(Items from an interface collection)
━━━━━━

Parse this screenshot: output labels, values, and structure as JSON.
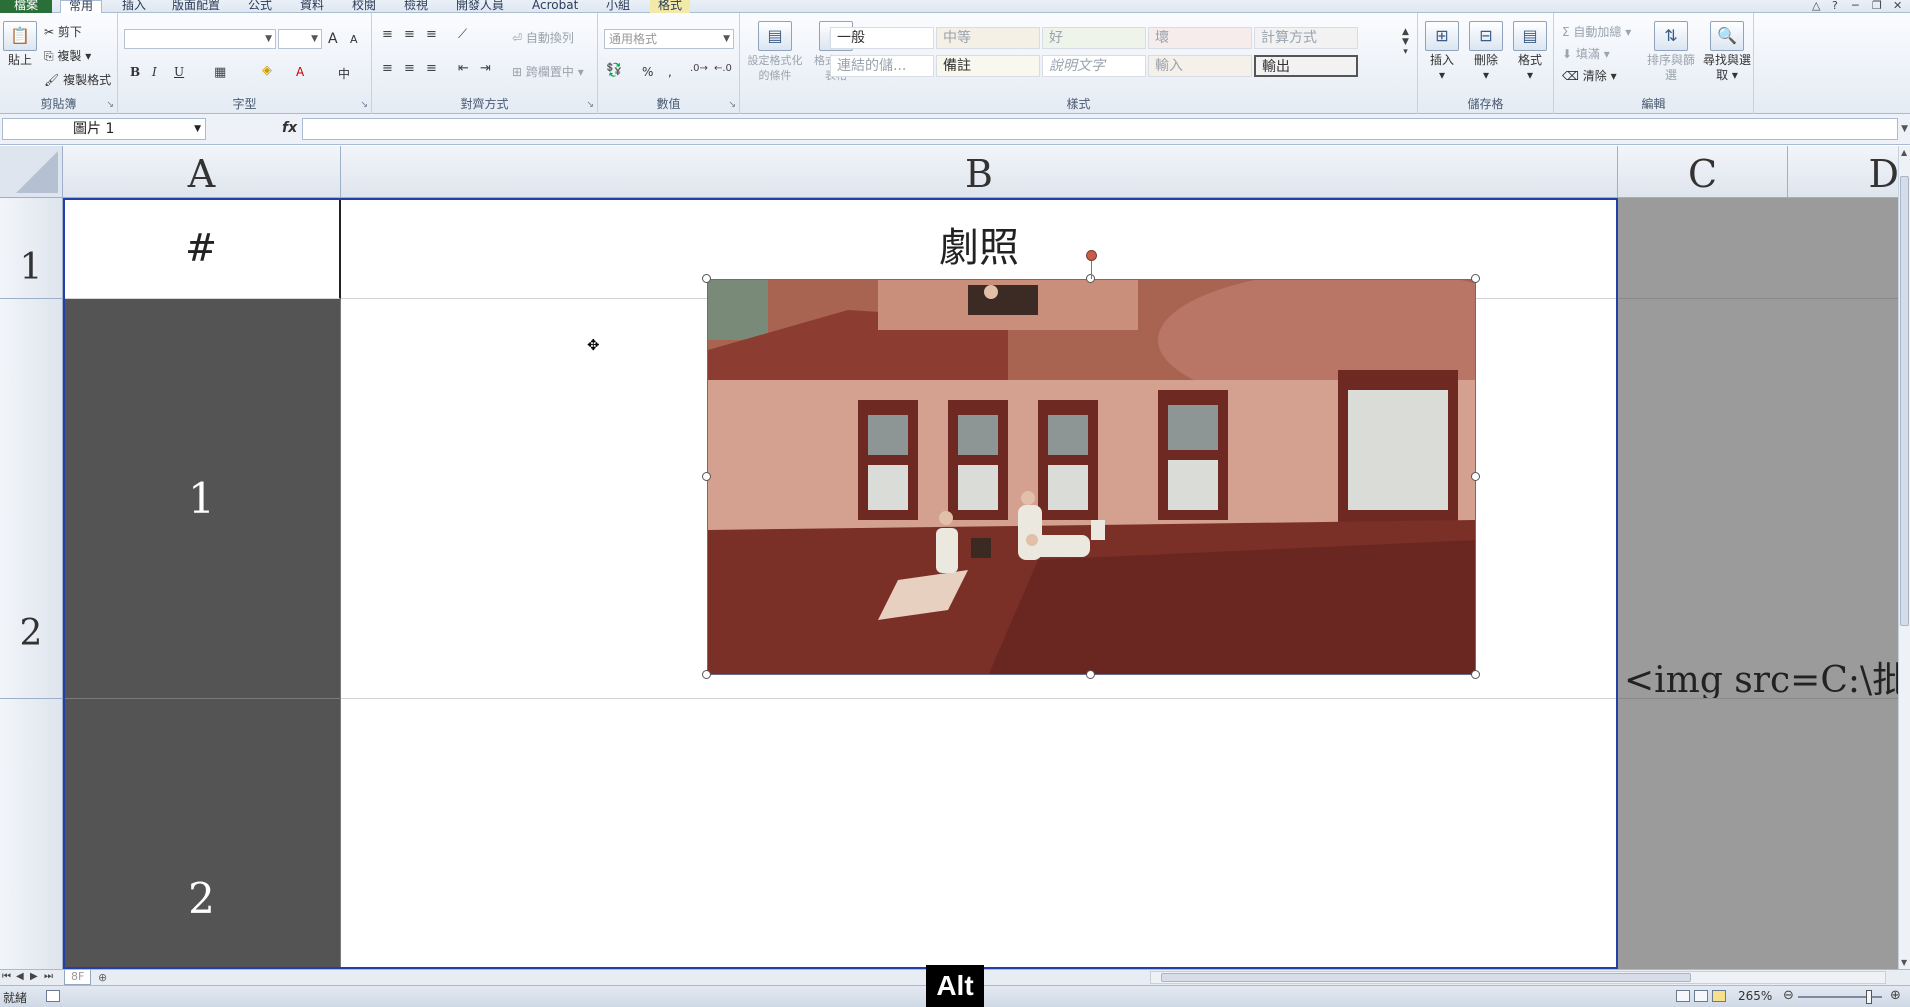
{
  "ribbon_tabs": [
    "檔案",
    "常用",
    "插入",
    "版面配置",
    "公式",
    "資料",
    "校閱",
    "檢視",
    "開發人員",
    "Acrobat",
    "小組",
    "格式"
  ],
  "clipboard": {
    "paste": "貼上",
    "cut": "剪下",
    "copy": "複製",
    "format_painter": "複製格式",
    "label": "剪貼簿"
  },
  "font": {
    "label": "字型",
    "bold": "B",
    "italic": "I",
    "underline": "U",
    "grow": "A",
    "shrink": "A",
    "color": "A",
    "phonetic": "中"
  },
  "alignment": {
    "label": "對齊方式",
    "wrap": "自動換列",
    "merge": "跨欄置中"
  },
  "number": {
    "label": "數值",
    "format": "通用格式",
    "percent": "%",
    "comma": ","
  },
  "styles": {
    "label": "樣式",
    "conditional": "設定格式化的條件",
    "as_table": "格式化為表格",
    "cells": [
      {
        "text": "一般",
        "bg": "#ffffff",
        "color": "#333333"
      },
      {
        "text": "中等",
        "bg": "#f5f0e6",
        "color": "#9aa3ae"
      },
      {
        "text": "好",
        "bg": "#eef4ea",
        "color": "#9aa3ae"
      },
      {
        "text": "壞",
        "bg": "#f6eceb",
        "color": "#9aa3ae"
      },
      {
        "text": "計算方式",
        "bg": "#f2f2f2",
        "color": "#9aa3ae"
      },
      {
        "text": "連結的儲...",
        "bg": "#ffffff",
        "color": "#9aa3ae"
      },
      {
        "text": "備註",
        "bg": "#f8f8ee",
        "color": "#333333"
      },
      {
        "text": "說明文字",
        "bg": "#ffffff",
        "color": "#9aa3ae"
      },
      {
        "text": "輸入",
        "bg": "#f5f0ea",
        "color": "#9aa3ae"
      },
      {
        "text": "輸出",
        "bg": "#f2f2f2",
        "color": "#333333"
      }
    ]
  },
  "cells_group": {
    "label": "儲存格",
    "insert": "插入",
    "delete": "刪除",
    "format": "格式"
  },
  "editing": {
    "label": "編輯",
    "autosum": "自動加總",
    "fill": "填滿",
    "clear": "清除",
    "sort": "排序與篩選",
    "find": "尋找與選取"
  },
  "name_box": "圖片 1",
  "fx": "fx",
  "columns": [
    "A",
    "B",
    "C",
    "D"
  ],
  "rows": [
    "1",
    "2"
  ],
  "cells": {
    "a1": "#",
    "b1": "劇照",
    "a2": "1",
    "c2": "<img src=C:\\批量",
    "a3": "2"
  },
  "sheet_tab": "8F",
  "status": {
    "ready": "就緒",
    "zoom": "265%"
  },
  "key_overlay": "Alt",
  "colors": {
    "selection": "#2340a8",
    "dark_cell": "#545454",
    "grey_column": "#9b9b9b",
    "file_tab": "#2a6f37"
  }
}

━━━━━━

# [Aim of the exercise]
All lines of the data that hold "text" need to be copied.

# [Output]
        "text": "一般",
        "text": "中等",
        "text": "好",
        "text": "壞",
        "text": "計算方式",
        "text": "連結的儲...",
        "text": "備註",
        "text": "說明文字",
        "text": "輸入",
        "text": "輸出",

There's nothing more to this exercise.